“An enemy on the field of action, it is kill or be killed, and that was Burnett and me just several weeks past. But then the next rule comes in, and in a more civilized age, most nations actually signed treaties that they would obey this. A wounded soldier no longer in action was out of the fight. He was not to be fired on. If captured, he was to receive the same medical treatment as one of your own. Some thought it was a paradox—try to kill him, then patch him up. But some saw it as at least trying to be civilized in the madness of war, to lessen its horrors, and I for one believed in it. I remember seeing a video on the computer, shortly before the Day, of one of our medics being hit by a sniper, wounded but still able to do his job. Minutes later, a couple of our troops dragged in the sniper who had hit the medic, and you know what he did?” “Oh, let me guess,” Dale retorted sarcastically. “He patched him up.”

“Better get back from the window, John,” Maury said, pointing to the northeast where the two Apaches had leveled off and were now coming back in. And then, for a chilling instant, John’s eyes were blinded by the distinctive red sparkle of a laser sight. He dived for the floor and scurried to the back of the room. If these choppers were equipped with the facial recognition technology rumored to be in development before the Day, they would have just painted him with that laser, and within seconds, the computer—if indeed such were on board and loaded with his profile and pictures—would have come back with a positive ID, and this building and all in it would be dead. There was no telling what high-tech equipment positioned in the Middle East on the Day had survived to now be used here.

“My first tour of duty was guarding the approach out of New York City. My unit was down in Hoboken with orders to shoot anyone trying to get across the river.” “What?” She gazed at him and shook her head. “Didn’t you hear, sir? Plague, ebola—you name it—was rampant on the other side of the river. Rumor was there was still a hundred thousand or so living in the wreckage.
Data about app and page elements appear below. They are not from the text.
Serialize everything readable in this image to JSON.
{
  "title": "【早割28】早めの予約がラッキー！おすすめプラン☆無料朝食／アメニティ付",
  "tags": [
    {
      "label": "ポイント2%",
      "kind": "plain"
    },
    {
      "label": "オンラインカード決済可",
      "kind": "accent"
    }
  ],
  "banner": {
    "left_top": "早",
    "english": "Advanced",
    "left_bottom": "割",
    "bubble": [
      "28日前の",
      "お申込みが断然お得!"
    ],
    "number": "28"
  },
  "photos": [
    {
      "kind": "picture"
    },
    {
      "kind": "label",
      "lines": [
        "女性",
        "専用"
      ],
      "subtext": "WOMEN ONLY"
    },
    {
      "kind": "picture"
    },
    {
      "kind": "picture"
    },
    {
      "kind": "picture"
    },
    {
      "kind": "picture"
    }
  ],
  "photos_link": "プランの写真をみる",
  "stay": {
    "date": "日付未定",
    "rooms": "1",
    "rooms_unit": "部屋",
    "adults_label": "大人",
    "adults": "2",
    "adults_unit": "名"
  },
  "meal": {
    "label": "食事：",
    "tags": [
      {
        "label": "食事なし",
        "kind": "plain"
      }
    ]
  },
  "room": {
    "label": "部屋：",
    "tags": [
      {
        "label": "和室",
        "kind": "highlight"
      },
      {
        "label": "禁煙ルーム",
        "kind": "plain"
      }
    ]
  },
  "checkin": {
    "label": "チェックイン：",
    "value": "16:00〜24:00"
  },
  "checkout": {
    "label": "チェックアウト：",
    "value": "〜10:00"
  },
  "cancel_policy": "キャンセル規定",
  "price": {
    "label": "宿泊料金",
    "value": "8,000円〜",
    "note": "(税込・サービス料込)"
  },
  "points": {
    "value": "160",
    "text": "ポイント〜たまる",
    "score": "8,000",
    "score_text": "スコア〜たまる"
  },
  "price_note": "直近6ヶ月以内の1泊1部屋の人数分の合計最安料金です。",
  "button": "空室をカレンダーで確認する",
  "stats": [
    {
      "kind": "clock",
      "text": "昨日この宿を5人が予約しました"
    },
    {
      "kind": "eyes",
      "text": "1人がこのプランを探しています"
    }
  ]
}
It was medieval, the way the city was still burning. Hard to believe anything could still be found to burn. Those trying to get out we were ordered to shoot on sight.”
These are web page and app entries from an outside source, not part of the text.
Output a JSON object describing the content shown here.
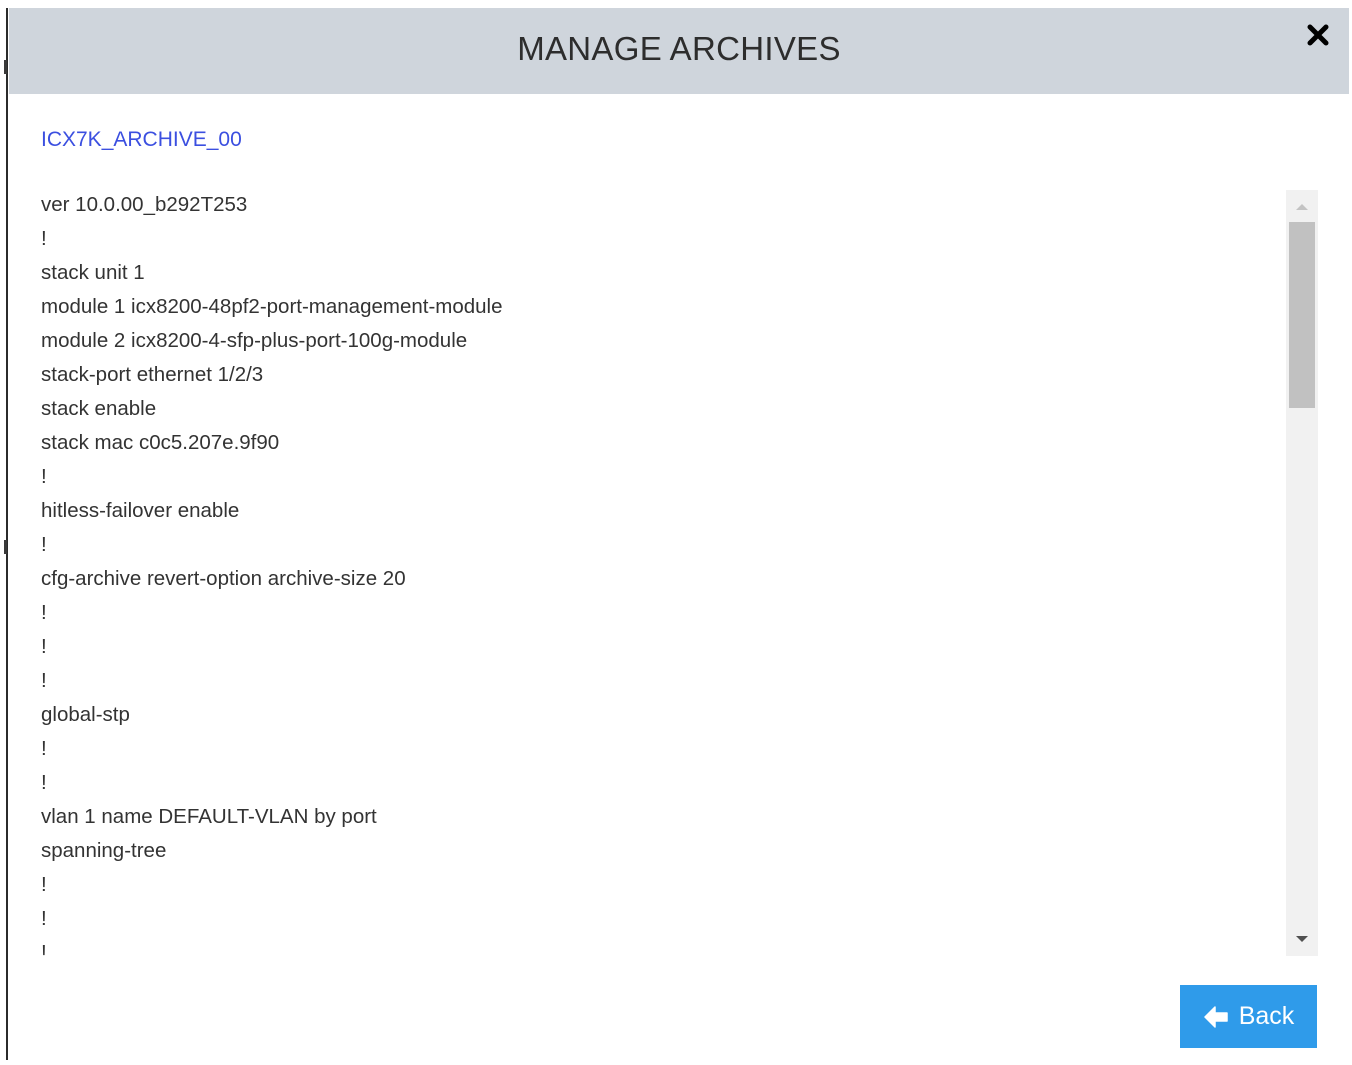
{
  "modal": {
    "title": "MANAGE ARCHIVES",
    "archive_name": "ICX7K_ARCHIVE_00"
  },
  "config_lines": [
    "ver 10.0.00_b292T253",
    "!",
    "stack unit 1",
    "module 1 icx8200-48pf2-port-management-module",
    "module 2 icx8200-4-sfp-plus-port-100g-module",
    "stack-port ethernet 1/2/3",
    "stack enable",
    "stack mac c0c5.207e.9f90",
    "!",
    "hitless-failover enable",
    "!",
    "cfg-archive revert-option archive-size 20",
    "!",
    "!",
    "!",
    "global-stp",
    "!",
    "!",
    "vlan 1 name DEFAULT-VLAN by port",
    "spanning-tree",
    "!",
    "!",
    "!"
  ],
  "footer": {
    "back_label": "Back"
  },
  "icons": {
    "close": "close-icon",
    "back": "arrow-left-icon",
    "scroll_up": "triangle-up-icon",
    "scroll_down": "triangle-down-icon"
  },
  "colors": {
    "header_bg": "#cfd5dc",
    "archive_link": "#3b4fe0",
    "back_button": "#2f9bea"
  }
}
The entire unit is recruits from Jersey. I did start to wonder about that, why were they shipping us here and taking recruits from down here and shipping them up north.” “Standard routine, Deirdre. Never set one’s own people against their neighbors and kin. Tell them the other side is different and hates you. They were going to take a hundred or so from my community and offered me the job of major general.”

Only a little over five thousand civilians were still alive in Asheville proper, and John had won most of them over with a most simple gesture. The ANR troops had over one hundred thousand rations stockpiled, and John decided they would be divided evenly between his community and Asheville. The following day, after the storming of the courthouse complex, a delegation had come to Black Mountain seeking John out with the request that, during the current crisis and until things were “straightened out,” he and the citizens of Black Mountain would consider a “consolidation.”

“I don’t know who you really are, John Matherson,” the reporter concluded, “though there have been rumors of folks like you trying to reestablish order in spite of what is claimed to be the central government. But I can tell you this: either you take Bluemont out, or they will take you out—and in the process perhaps retrigger a nuclear war that will burn off the rest of this insane world.”

By midnight, there was a near consensus to have a charter drawn up for the various representatives to sign, and for the moment, John would be tasked as an emergency commander, but any actions regarding life or limb of a citizen or relations with communities outside their own would be referred to a council made up of representatives from each of the communities. The establishment of an actual elected government was then brought up, and it was decided that, this time, they would indeed take a census of all those over eighteen, identifications would be issued, and in one month’s time, elections would be held for all posts.

“Maybe there’ll be a painting some day, like the one of the signing of the Declaration of Independence.”